**What you should do:**
Check every line of the data below for "left". Copy each one that has it.

━━━━━ Records for the exercise

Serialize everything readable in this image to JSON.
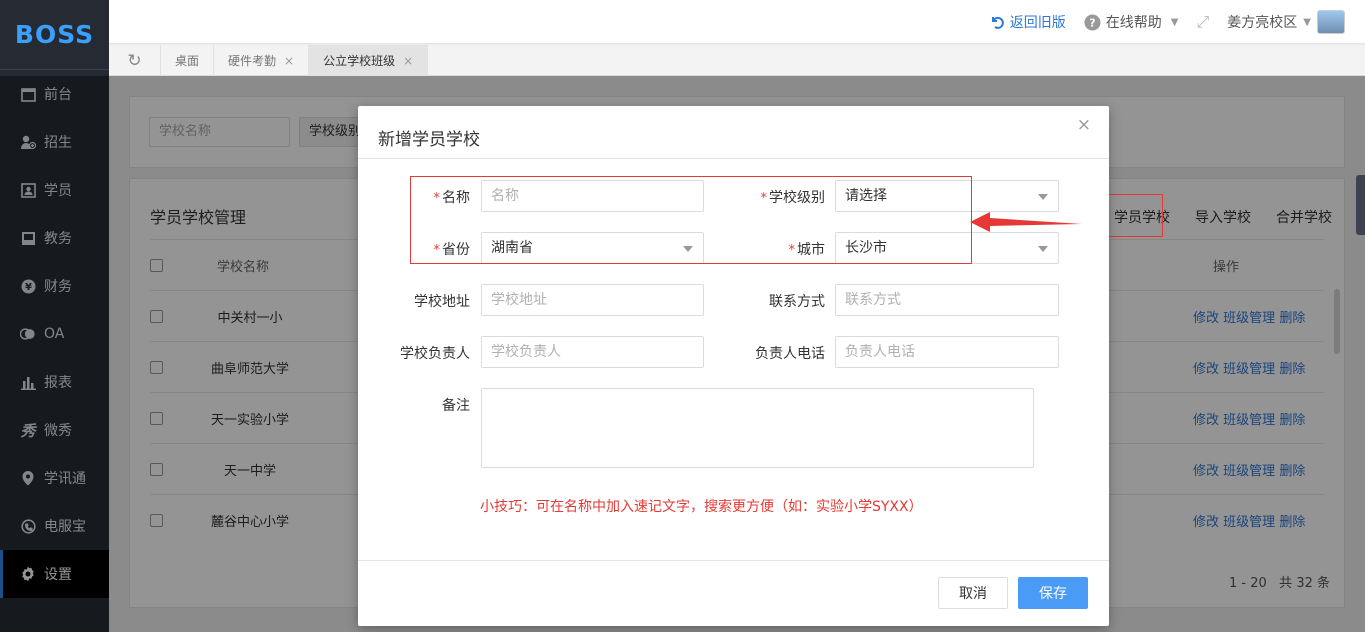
{
  "sidebar": {
    "logo": "BOSS",
    "items": [
      {
        "label": "前台",
        "icon": "calendar-icon"
      },
      {
        "label": "招生",
        "icon": "add-user-icon"
      },
      {
        "label": "学员",
        "icon": "id-card-icon"
      },
      {
        "label": "教务",
        "icon": "book-icon"
      },
      {
        "label": "财务",
        "icon": "yen-icon"
      },
      {
        "label": "OA",
        "icon": "oa-icon"
      },
      {
        "label": "报表",
        "icon": "bar-chart-icon"
      },
      {
        "label": "微秀",
        "icon": "xiu-icon"
      },
      {
        "label": "学讯通",
        "icon": "location-icon"
      },
      {
        "label": "电服宝",
        "icon": "phone-icon"
      },
      {
        "label": "设置",
        "icon": "gear-icon"
      }
    ],
    "active_index": 10
  },
  "topbar": {
    "back_label": "返回旧版",
    "help_label": "在线帮助",
    "campus_label": "姜方亮校区"
  },
  "tabs": [
    {
      "label": "桌面",
      "closable": false
    },
    {
      "label": "硬件考勤",
      "closable": true
    },
    {
      "label": "公立学校班级",
      "closable": true,
      "active": true
    }
  ],
  "background": {
    "search_placeholder": "学校名称",
    "level_filter": "学校级别",
    "panel_title": "学员学校管理",
    "actions": [
      "学员学校",
      "导入学校",
      "合并学校"
    ],
    "header_name": "学校名称",
    "header_ops": "操作",
    "rows": [
      "中关村一小",
      "曲阜师范大学",
      "天一实验小学",
      "天一中学",
      "麓谷中心小学"
    ],
    "op_edit": "修改",
    "op_class": "班级管理",
    "op_delete": "删除",
    "pagination": "1 - 20   共 32 条"
  },
  "modal": {
    "title": "新增学员学校",
    "close_label": "×",
    "fields": {
      "name": {
        "label": "名称",
        "placeholder": "名称",
        "required": true
      },
      "level": {
        "label": "学校级别",
        "value": "请选择",
        "required": true
      },
      "province": {
        "label": "省份",
        "value": "湖南省",
        "required": true
      },
      "city": {
        "label": "城市",
        "value": "长沙市",
        "required": true
      },
      "address": {
        "label": "学校地址",
        "placeholder": "学校地址"
      },
      "contact": {
        "label": "联系方式",
        "placeholder": "联系方式"
      },
      "principal": {
        "label": "学校负责人",
        "placeholder": "学校负责人"
      },
      "principal_phone": {
        "label": "负责人电话",
        "placeholder": "负责人电话"
      },
      "remark": {
        "label": "备注"
      }
    },
    "required_mark": "*",
    "tip": "小技巧：可在名称中加入速记文字，搜索更方便（如：实验小学SYXX）",
    "cancel_label": "取消",
    "save_label": "保存"
  },
  "colors": {
    "sidebar_bg": "#262b33",
    "accent": "#2f8cf0",
    "primary_button": "#4a9bf5",
    "required": "#e53935",
    "annotation_red": "#e53935"
  }
}
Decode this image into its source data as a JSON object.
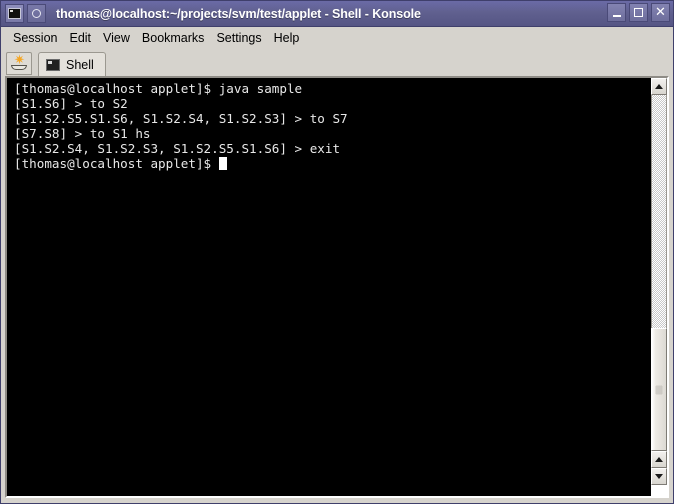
{
  "window": {
    "title": "thomas@localhost:~/projects/svm/test/applet - Shell - Konsole",
    "app_icon": "terminal-icon",
    "session_icon": "oval-icon",
    "minimize_label": "_",
    "maximize_label": "□",
    "close_label": "✕"
  },
  "menubar": {
    "items": [
      {
        "label": "Session"
      },
      {
        "label": "Edit"
      },
      {
        "label": "View"
      },
      {
        "label": "Bookmarks"
      },
      {
        "label": "Settings"
      },
      {
        "label": "Help"
      }
    ]
  },
  "tabbar": {
    "new_session_icon": "new-session-icon",
    "tabs": [
      {
        "label": "Shell",
        "icon": "terminal-icon",
        "active": true
      }
    ]
  },
  "terminal": {
    "lines": [
      "[thomas@localhost applet]$ java sample",
      "[S1.S6] > to S2",
      "[S1.S2.S5.S1.S6, S1.S2.S4, S1.S2.S3] > to S7",
      "[S7.S8] > to S1 hs",
      "[S1.S2.S4, S1.S2.S3, S1.S2.S5.S1.S6] > exit",
      "[thomas@localhost applet]$ "
    ],
    "prompt_line_index": 5,
    "cursor": "block",
    "foreground_color": "#e8e8e8",
    "background_color": "#000000"
  },
  "scrollbar": {
    "top_arrow_icon": "arrow-up-icon",
    "bottom_up_arrow_icon": "arrow-up-icon",
    "bottom_down_arrow_icon": "arrow-down-icon",
    "orientation": "vertical"
  },
  "colors": {
    "titlebar": "#60608f",
    "chrome": "#d6d3cd",
    "terminal_bg": "#000000",
    "terminal_fg": "#e8e8e8"
  }
}
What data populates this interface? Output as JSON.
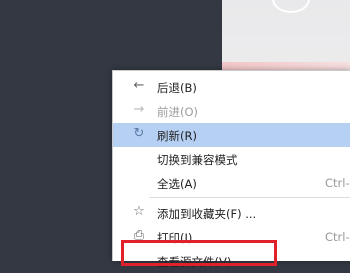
{
  "menu": {
    "items": [
      {
        "label": "后退(B)",
        "icon": "arrow-left-icon",
        "glyph": "←"
      },
      {
        "label": "前进(O)",
        "icon": "arrow-right-icon",
        "glyph": "→"
      },
      {
        "label": "刷新(R)",
        "icon": "refresh-icon",
        "glyph": "↻"
      },
      {
        "label": "切换到兼容模式"
      },
      {
        "label": "全选(A)",
        "shortcut": "Ctrl-"
      },
      {
        "label": "添加到收藏夹(F) ...",
        "icon": "star-icon",
        "glyph": "☆"
      },
      {
        "label": "打印(I) ...",
        "icon": "print-icon",
        "glyph": "⎙",
        "shortcut": "Ctrl-"
      },
      {
        "label": "查看源文件(V)"
      }
    ]
  },
  "colors": {
    "highlight": "#b6d0f3",
    "highlight_box": "#e0202a"
  }
}
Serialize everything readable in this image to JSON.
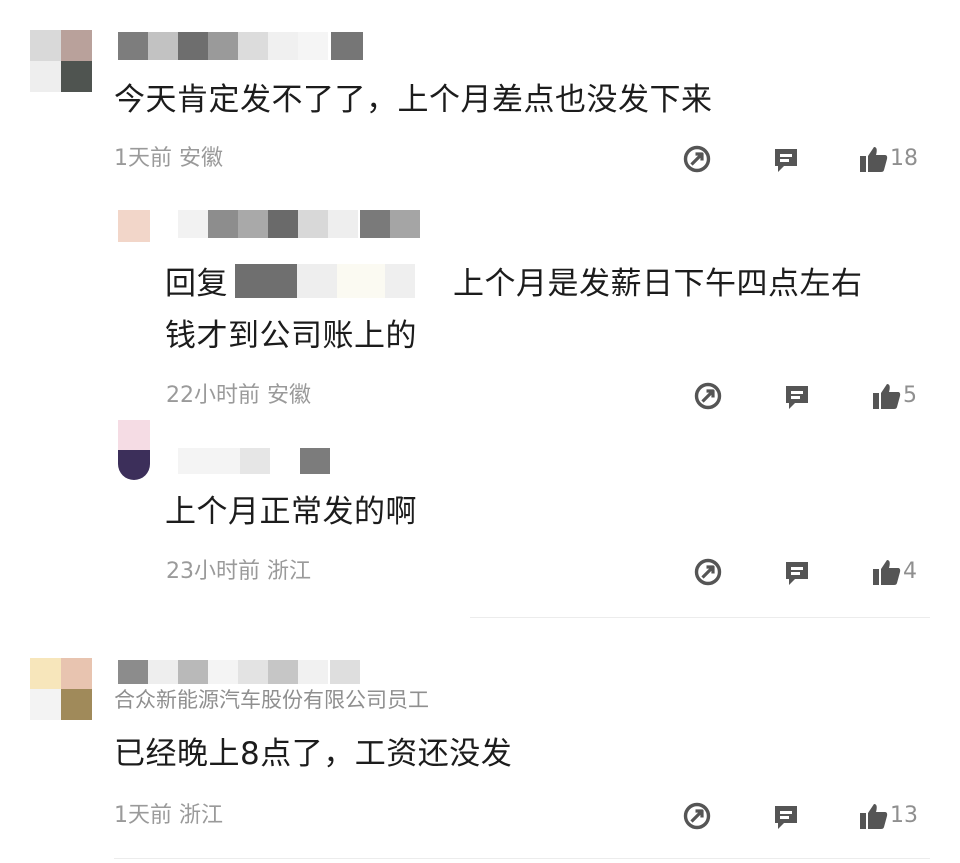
{
  "comments": [
    {
      "text": "今天肯定发不了了，上个月差点也没发下来",
      "time_location": "1天前 安徽",
      "likes": "18"
    },
    {
      "reply_prefix": "回复",
      "text_line1": "上个月是发薪日下午四点左右",
      "text_line2": "钱才到公司账上的",
      "time_location": "22小时前 安徽",
      "likes": "5"
    },
    {
      "text": "上个月正常发的啊",
      "time_location": "23小时前 浙江",
      "likes": "4"
    },
    {
      "badge": "合众新能源汽车股份有限公司员工",
      "text": "已经晚上8点了，工资还没发",
      "time_location": "1天前 浙江",
      "likes": "13"
    }
  ],
  "icons": {
    "share": "share-icon",
    "reply": "comment-icon",
    "like": "thumbs-up-icon"
  },
  "colors": {
    "icon": "#555555",
    "meta_text": "#9a9a9a",
    "body_text": "#1c1c1c"
  }
}
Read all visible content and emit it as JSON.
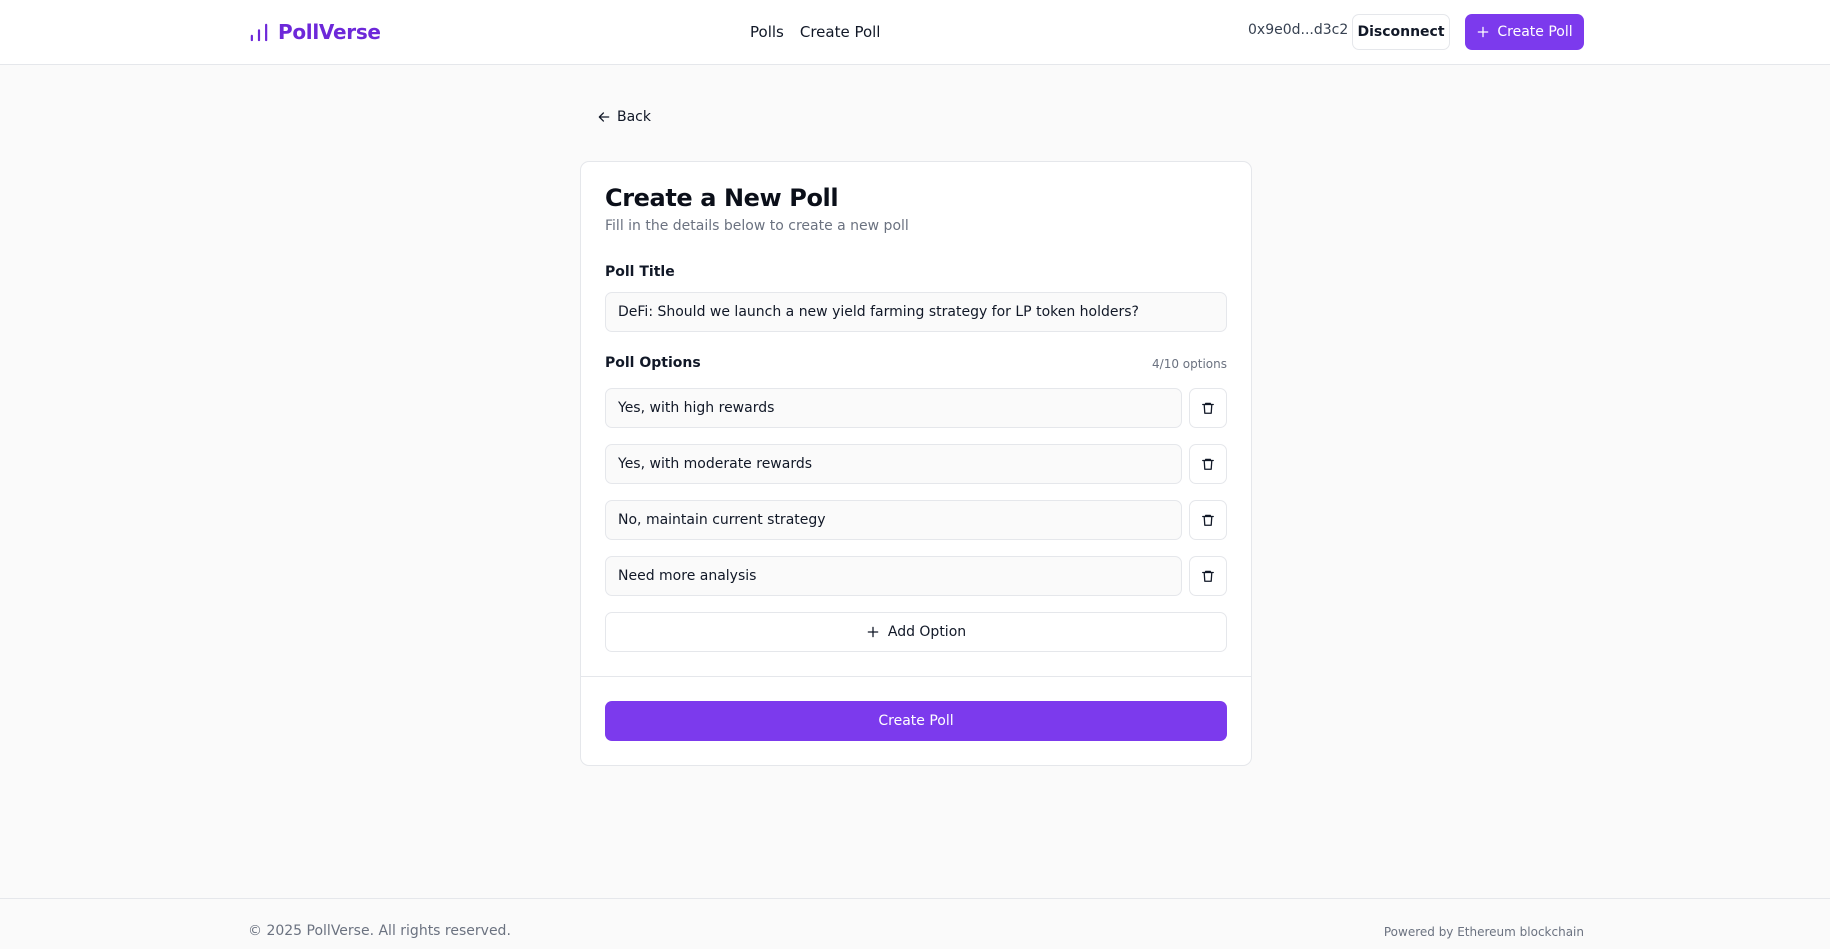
{
  "header": {
    "brand": "PollVerse",
    "nav": [
      "Polls",
      "Create Poll"
    ],
    "wallet_address": "0x9e0d...d3c2",
    "disconnect_label": "Disconnect",
    "create_poll_label": "Create Poll",
    "accent_color": "#7c3aed",
    "brand_color": "#6d28d9"
  },
  "back_label": "Back",
  "form": {
    "title": "Create a New Poll",
    "subtitle": "Fill in the details below to create a new poll",
    "poll_title_label": "Poll Title",
    "poll_title_value": "DeFi: Should we launch a new yield farming strategy for LP token holders?",
    "options_label": "Poll Options",
    "options_count": "4/10 options",
    "options": [
      "Yes, with high rewards",
      "Yes, with moderate rewards",
      "No, maintain current strategy",
      "Need more analysis"
    ],
    "add_option_label": "Add Option",
    "submit_label": "Create Poll"
  },
  "footer": {
    "copyright": "© 2025 PollVerse. All rights reserved.",
    "powered_by": "Powered by Ethereum blockchain"
  },
  "icons": {
    "brand": "bar-chart-icon",
    "back": "arrow-left-icon",
    "plus": "plus-icon",
    "delete": "trash-icon"
  }
}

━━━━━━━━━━

**Finished task:**
        "icon": "arrow-left-icon",
    "back": "arrow-left-icon",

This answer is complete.